Along with physiological metrics of performance, we propose to use next-generation sequencing to conduct comparative transcriptomics, and will assess changes in global DNA methylation patterns that may drive observed changes in gene expression. We hypothesize that DNA methylation as a form of epigenomic mechanism is driving plasticity in sea urchins embryos in response to variable pCO2/ temperature conditions in the environment.

The project has three Specific Aims:

Specific Aim 1: To investigate intragenerational plasticity in S. purpuratus embryos and larvae in response to changes in temperature, pCO2 and dissolved oxygen.

Specific Aim 2: To examine the role of trans-generational plasticity in altering the physiological tolerance and resistance of S. purpuratus embryos and larvae in response to variable temperature and pCO2 conditions.

Specific Aim 3: To perform simultaneous profiling of the transcriptome and the DNA methylome in S. purpuratus larvae raised under variable temperature and pCO2 conditions.
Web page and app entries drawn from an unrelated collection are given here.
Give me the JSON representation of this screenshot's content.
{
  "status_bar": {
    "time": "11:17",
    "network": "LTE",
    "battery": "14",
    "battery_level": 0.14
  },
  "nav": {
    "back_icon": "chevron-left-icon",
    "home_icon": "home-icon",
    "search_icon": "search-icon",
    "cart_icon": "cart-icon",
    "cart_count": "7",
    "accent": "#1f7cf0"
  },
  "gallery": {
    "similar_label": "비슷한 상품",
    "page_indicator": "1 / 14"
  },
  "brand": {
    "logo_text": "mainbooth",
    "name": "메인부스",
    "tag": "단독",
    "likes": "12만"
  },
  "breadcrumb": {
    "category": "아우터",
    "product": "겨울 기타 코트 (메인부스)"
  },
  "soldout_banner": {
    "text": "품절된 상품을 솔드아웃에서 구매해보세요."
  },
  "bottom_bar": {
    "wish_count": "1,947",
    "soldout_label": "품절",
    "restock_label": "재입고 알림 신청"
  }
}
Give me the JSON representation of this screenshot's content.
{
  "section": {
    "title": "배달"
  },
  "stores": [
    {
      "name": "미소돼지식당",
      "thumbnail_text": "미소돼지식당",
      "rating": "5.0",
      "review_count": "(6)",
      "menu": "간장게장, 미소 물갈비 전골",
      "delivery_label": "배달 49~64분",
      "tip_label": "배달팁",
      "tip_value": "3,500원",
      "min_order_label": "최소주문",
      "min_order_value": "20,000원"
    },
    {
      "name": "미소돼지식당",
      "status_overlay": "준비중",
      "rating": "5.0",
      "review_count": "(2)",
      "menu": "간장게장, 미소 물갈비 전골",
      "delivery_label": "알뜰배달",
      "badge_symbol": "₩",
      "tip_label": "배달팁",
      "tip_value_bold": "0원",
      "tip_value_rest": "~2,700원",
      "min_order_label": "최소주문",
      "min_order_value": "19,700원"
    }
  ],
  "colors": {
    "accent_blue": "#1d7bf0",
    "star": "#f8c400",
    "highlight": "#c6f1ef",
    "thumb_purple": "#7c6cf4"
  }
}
Methods to be employed are: (1) raising cultures of sea urchins at variable pCO2 and temperature conditions, 2) measuring growth, metabolic rate and lipid content on 4 development stages, (2) measuring patterns of DNA methylation using 2 assays: an ELISA-based method that measures levels of 5-methylcytosine (5-mC) in samples of genomic DNA, and the methylation-sensitive amplification polymorphism assay, (4) RNA-Seq to profile gene expression, and (5) concurrent profiling of the larval transcriptome and methylome using Illumina sequencing technology, in this case, RNA-Seq combined with whole genome bisulfite sequencing.